Maybe it’s the connection to resurrection that I find so delightful . . . burying a seemingly dead thing in the dirt, and knowing that there is life in there that will spring forth when the time is right and God awakens it.
Whatever the case, I can’t help but feel like I’m hiding something special that will eventually surprise and delight, after the waiting is over.
The ground varied as I dug here and there. Just like the seeds in the parable of the sower in Mark’s Gospel, some of those bulbs are in tough ground, and some are lounging about in the loam. And I wonder how they’ll fare in the spring.
Will they all push through? Will they find the sustenance they need to stand tall and testify to the times and the seasons and the wonder of their Creator? How will they be affected by the traffic, the sunlight or shade, the rate at which the snow over their hiding spot melts away? Will some of them be so out of the way that no one will notice their message of hope, and live and die without an audience?
All these built-in autumn gardening concepts speak to me. Patience, faith, hope, blooming where I’m planted, my unique set of circumstances, planting now in order to harvest someday, burying treasure, investing in tomorrow . . .
In 1 Corinthians 15, Paul gives this sowing and reaping analogy as a way for us to understand our brief time here in the present, compared to the glory that will come hereafter. What we are and do now is just like a seed or a bulb: plain, understated, easy to dismiss. But the potential is worth noting!
Planting our seeds requires faith and hope and patience. Is there really a day coming when everything we know will be transformed into something that no eye has seen, nor ear heard, nor heart fathomed (see 1 Corinthians 2:9)? Will obscurity really give way to glory? Will the waiting really be rewarded with burgeoning life when the time is right?
And this parable of autumn gardening is a microcosm of the grandiose plan of the Lord when it comes to life and eternity. What is sown in weakness will be raised in strength. What was corruptible will put on incorruption. What was mortal will be swallowed up by immortality. Death will be replaced with life. Struggle and strife will give way to peace and joy.
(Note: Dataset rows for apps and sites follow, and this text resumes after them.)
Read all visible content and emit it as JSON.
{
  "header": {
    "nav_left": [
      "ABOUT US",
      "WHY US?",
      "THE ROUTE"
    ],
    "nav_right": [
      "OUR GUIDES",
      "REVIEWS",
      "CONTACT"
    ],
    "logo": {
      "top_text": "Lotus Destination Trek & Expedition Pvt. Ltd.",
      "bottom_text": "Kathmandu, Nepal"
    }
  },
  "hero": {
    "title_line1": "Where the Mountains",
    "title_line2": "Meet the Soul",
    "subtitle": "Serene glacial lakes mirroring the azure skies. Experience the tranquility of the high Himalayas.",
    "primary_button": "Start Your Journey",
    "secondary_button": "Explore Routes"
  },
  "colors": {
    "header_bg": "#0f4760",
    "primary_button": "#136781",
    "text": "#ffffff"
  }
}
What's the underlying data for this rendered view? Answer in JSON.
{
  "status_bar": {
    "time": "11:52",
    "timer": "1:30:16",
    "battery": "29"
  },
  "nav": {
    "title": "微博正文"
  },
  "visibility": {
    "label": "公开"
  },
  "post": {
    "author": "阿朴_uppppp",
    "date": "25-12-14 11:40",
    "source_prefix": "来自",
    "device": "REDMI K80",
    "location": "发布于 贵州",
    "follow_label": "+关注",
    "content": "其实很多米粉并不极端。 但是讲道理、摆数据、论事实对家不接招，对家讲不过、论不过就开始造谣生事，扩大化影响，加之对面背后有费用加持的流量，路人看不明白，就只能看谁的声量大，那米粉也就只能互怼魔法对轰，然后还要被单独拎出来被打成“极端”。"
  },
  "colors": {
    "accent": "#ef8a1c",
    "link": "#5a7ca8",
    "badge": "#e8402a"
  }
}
All the sacrifice and loss involved in laying down our lives in the dirt will be a faint and fleeting thing when compared with the eternal weight of glory they have accomplished (see 2 Corinthians 4:17). In that day, God’s kingdom will be the sphere in which we thrive, and the feeble earthly kingdoms that vied for our affections and enticed us away from sowing our lives for eternity will show themselves to have been only a mirage.
In this life, it is as though we are working in the autumn season with our hearts and our eyes fixed on the coming spring. And God promises throughout the Bible that it is going to be a glorious spring! Sow your one life for Him in this present season, and know that the reaping that follows in the coming ages will make it all worthwhile.
Jesus himself said, “I tell you a solemn truth, unless a kernel of wheat falls into the ground and dies, it remains a single kernel; but if it dies it produces a great harvest” (John 12:24 Mounce). “If you try to hang on to your life, you will lose it. But if you give up your life for my sake, you will save it” (Matthew 16:25 NLT). Or, as Jim Elliott phrased it: “He is no fool who gives what he cannot keep to gain what he cannot lose.”